**What is needed**
Go through the data and copy each line where the word "block" shows up.

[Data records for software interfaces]
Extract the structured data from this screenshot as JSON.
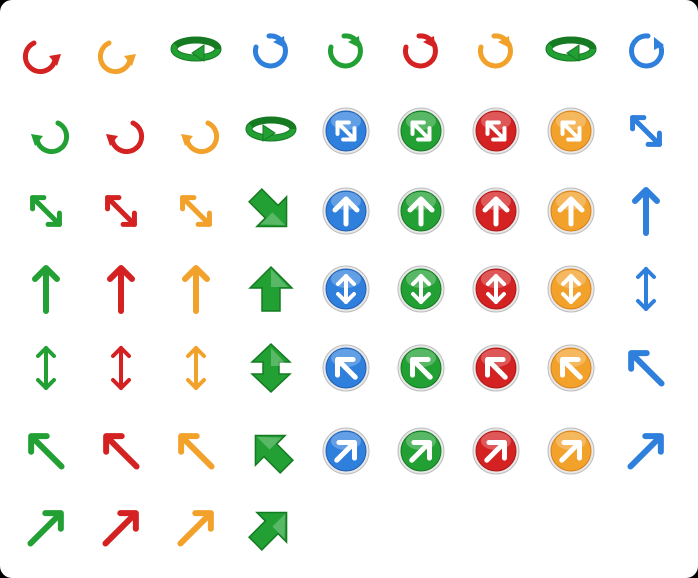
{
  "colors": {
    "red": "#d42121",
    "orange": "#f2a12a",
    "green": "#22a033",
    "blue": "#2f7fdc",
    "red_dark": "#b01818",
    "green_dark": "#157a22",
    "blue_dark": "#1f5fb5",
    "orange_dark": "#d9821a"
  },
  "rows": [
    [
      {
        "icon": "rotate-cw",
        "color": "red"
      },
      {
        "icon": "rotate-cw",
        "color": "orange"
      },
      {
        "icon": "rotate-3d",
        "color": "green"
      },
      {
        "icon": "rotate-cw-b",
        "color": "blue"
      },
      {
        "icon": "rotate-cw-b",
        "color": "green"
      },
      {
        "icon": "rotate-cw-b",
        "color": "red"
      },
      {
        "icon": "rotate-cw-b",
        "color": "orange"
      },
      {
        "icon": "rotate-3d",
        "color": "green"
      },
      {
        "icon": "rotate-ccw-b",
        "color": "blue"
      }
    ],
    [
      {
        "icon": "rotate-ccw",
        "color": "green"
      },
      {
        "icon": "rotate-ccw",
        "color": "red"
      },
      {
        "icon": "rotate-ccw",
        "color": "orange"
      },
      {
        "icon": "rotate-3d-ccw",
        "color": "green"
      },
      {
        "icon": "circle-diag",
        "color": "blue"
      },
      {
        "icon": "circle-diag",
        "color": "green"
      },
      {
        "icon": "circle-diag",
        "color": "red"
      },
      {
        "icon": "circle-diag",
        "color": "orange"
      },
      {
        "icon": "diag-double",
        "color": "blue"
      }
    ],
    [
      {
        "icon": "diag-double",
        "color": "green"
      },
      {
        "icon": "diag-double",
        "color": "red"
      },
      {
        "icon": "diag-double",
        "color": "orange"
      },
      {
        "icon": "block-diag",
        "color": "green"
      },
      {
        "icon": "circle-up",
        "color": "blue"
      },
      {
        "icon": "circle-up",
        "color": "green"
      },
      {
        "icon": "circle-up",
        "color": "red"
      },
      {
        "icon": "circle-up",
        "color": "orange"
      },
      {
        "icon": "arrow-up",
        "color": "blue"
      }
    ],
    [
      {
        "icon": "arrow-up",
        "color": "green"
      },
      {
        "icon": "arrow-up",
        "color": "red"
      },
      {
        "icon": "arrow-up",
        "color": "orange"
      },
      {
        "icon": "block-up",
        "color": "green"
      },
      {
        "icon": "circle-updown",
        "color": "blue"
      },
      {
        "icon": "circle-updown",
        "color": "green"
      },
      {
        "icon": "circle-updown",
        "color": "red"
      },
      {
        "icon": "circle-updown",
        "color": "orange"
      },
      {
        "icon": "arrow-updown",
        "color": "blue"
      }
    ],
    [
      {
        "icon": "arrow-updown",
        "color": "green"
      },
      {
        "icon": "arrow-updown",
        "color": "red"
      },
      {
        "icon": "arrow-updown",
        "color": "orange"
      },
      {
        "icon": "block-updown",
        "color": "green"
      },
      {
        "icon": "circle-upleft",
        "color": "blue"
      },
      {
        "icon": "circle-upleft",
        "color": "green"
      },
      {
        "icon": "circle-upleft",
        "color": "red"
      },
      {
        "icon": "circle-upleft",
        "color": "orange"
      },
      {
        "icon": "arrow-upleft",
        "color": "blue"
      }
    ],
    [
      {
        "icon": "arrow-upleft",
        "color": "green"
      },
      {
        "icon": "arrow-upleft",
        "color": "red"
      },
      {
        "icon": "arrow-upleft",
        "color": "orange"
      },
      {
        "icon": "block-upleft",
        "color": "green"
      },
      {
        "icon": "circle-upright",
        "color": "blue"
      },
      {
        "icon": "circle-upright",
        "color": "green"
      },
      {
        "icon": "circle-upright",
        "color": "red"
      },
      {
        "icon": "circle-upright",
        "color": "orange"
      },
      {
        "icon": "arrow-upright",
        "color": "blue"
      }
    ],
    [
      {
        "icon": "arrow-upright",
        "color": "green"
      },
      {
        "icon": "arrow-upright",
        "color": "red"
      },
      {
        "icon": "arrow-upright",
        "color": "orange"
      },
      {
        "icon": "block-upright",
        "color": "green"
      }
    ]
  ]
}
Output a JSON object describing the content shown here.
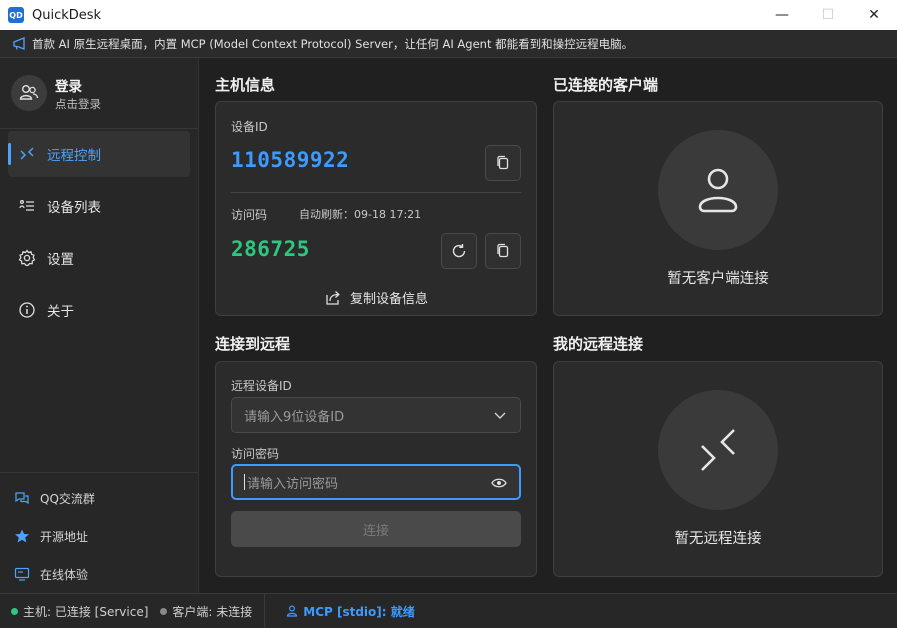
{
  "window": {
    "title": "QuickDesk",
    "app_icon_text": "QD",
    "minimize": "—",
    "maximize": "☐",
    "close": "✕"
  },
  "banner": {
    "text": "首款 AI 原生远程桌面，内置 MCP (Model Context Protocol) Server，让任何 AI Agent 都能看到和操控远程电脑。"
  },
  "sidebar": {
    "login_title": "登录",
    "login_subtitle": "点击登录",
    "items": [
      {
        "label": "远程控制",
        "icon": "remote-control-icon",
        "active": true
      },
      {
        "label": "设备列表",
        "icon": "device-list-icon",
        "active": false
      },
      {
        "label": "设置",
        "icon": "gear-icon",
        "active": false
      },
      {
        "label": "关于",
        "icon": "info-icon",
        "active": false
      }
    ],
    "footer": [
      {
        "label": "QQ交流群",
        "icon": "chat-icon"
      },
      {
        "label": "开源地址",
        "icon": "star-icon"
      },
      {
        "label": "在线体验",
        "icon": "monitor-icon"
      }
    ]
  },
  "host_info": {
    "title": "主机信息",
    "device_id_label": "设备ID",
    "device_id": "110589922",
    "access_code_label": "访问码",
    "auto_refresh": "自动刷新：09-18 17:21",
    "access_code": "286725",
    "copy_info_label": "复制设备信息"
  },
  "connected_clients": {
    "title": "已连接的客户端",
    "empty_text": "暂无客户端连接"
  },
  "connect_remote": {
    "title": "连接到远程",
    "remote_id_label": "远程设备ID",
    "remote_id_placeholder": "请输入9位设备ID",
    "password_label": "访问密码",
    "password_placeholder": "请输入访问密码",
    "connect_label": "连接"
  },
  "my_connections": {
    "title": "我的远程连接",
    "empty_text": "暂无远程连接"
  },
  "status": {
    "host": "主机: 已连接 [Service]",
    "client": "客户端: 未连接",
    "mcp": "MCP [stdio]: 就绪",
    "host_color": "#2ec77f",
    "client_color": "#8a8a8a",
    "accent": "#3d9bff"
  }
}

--

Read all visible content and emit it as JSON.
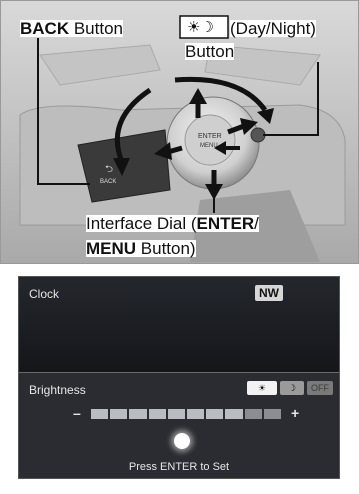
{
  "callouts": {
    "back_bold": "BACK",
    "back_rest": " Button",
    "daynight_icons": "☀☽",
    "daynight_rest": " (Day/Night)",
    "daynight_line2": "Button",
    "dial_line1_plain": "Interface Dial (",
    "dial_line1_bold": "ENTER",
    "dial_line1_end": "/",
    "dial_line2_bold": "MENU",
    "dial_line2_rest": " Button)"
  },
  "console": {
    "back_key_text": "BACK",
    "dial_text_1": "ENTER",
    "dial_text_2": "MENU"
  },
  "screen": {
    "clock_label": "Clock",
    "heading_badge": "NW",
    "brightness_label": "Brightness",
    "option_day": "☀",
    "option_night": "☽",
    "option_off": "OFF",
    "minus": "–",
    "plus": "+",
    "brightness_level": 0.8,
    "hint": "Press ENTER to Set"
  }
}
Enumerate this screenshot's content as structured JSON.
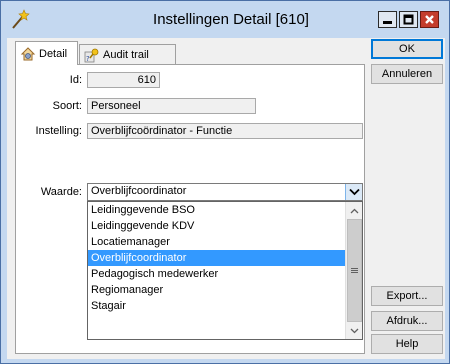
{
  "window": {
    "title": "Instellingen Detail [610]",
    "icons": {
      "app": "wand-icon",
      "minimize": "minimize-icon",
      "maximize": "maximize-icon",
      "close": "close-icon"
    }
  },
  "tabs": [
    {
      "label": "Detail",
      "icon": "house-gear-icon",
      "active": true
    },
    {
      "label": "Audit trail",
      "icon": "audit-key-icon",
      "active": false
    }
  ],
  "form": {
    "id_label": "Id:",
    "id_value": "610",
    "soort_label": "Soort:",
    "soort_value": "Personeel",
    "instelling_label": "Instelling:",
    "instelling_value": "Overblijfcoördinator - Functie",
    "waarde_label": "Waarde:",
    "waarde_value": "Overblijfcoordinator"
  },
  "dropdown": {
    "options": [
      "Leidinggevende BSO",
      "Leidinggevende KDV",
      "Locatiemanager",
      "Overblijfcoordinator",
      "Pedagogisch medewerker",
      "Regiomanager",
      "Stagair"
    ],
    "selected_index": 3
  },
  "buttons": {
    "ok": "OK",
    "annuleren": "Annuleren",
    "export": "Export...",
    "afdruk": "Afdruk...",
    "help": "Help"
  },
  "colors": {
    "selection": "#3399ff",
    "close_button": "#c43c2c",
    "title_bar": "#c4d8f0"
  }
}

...

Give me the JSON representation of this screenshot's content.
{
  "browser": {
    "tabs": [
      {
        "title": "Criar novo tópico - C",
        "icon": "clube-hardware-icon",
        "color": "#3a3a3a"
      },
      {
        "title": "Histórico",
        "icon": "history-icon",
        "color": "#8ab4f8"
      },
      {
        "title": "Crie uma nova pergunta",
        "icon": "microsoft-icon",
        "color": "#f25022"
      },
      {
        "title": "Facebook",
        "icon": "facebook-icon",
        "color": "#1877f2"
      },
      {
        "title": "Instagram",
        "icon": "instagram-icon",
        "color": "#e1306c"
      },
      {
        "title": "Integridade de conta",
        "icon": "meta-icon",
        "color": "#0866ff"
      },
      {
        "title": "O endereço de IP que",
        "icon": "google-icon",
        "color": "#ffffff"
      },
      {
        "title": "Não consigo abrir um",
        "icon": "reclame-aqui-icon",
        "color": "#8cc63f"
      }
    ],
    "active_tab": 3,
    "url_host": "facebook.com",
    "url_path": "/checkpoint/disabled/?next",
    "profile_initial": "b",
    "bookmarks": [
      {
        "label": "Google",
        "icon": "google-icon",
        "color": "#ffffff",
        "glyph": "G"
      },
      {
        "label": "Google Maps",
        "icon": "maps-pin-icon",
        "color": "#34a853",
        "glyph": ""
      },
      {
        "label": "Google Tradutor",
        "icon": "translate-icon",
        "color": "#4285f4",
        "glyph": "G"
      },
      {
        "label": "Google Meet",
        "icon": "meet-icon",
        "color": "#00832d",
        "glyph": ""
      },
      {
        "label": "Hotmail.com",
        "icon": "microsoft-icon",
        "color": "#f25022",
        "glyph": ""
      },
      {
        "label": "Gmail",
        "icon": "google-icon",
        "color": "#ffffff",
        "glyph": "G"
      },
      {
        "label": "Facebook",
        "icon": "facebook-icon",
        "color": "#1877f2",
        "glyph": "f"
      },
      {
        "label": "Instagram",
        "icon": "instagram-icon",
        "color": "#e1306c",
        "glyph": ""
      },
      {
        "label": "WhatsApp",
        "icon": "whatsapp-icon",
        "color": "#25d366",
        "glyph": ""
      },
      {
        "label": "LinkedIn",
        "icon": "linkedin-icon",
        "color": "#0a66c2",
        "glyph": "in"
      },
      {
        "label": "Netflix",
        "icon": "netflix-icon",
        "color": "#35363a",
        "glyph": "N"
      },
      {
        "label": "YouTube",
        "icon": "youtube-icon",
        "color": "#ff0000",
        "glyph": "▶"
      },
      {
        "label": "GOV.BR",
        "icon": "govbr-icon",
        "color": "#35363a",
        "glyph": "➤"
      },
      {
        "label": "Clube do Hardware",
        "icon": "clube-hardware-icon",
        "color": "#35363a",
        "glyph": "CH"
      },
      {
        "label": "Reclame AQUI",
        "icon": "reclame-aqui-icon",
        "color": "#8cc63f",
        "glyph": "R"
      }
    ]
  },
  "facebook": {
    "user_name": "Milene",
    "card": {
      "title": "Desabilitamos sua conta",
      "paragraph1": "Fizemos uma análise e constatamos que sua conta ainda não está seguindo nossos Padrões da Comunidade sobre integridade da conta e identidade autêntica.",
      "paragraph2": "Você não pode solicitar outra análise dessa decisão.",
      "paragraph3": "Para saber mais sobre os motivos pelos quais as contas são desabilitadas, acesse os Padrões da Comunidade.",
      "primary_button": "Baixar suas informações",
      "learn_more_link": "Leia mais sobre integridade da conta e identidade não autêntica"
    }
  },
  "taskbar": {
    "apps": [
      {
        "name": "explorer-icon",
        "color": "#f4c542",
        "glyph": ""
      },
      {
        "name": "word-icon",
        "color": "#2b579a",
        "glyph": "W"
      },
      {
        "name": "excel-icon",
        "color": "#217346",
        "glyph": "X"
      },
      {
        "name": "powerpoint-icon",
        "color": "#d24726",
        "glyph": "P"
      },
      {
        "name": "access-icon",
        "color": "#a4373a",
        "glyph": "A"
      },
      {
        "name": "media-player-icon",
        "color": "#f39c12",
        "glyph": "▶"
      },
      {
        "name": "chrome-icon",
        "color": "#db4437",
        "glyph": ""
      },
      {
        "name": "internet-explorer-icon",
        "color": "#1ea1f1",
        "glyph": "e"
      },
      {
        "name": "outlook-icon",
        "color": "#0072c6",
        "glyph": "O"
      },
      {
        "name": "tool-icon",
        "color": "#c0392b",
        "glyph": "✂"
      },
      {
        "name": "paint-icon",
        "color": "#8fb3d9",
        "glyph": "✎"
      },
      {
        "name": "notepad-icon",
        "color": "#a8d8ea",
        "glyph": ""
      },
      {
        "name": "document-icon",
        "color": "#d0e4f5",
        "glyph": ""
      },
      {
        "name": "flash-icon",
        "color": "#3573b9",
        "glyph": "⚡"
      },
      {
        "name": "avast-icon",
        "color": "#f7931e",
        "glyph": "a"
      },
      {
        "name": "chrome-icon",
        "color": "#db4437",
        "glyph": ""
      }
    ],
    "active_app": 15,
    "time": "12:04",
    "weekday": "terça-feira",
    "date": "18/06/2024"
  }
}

**Expected output**
        "icon": "block-diag",
        "icon": "block-up",
        "icon": "block-updown",
        "icon": "block-upleft",
        "icon": "block-upright",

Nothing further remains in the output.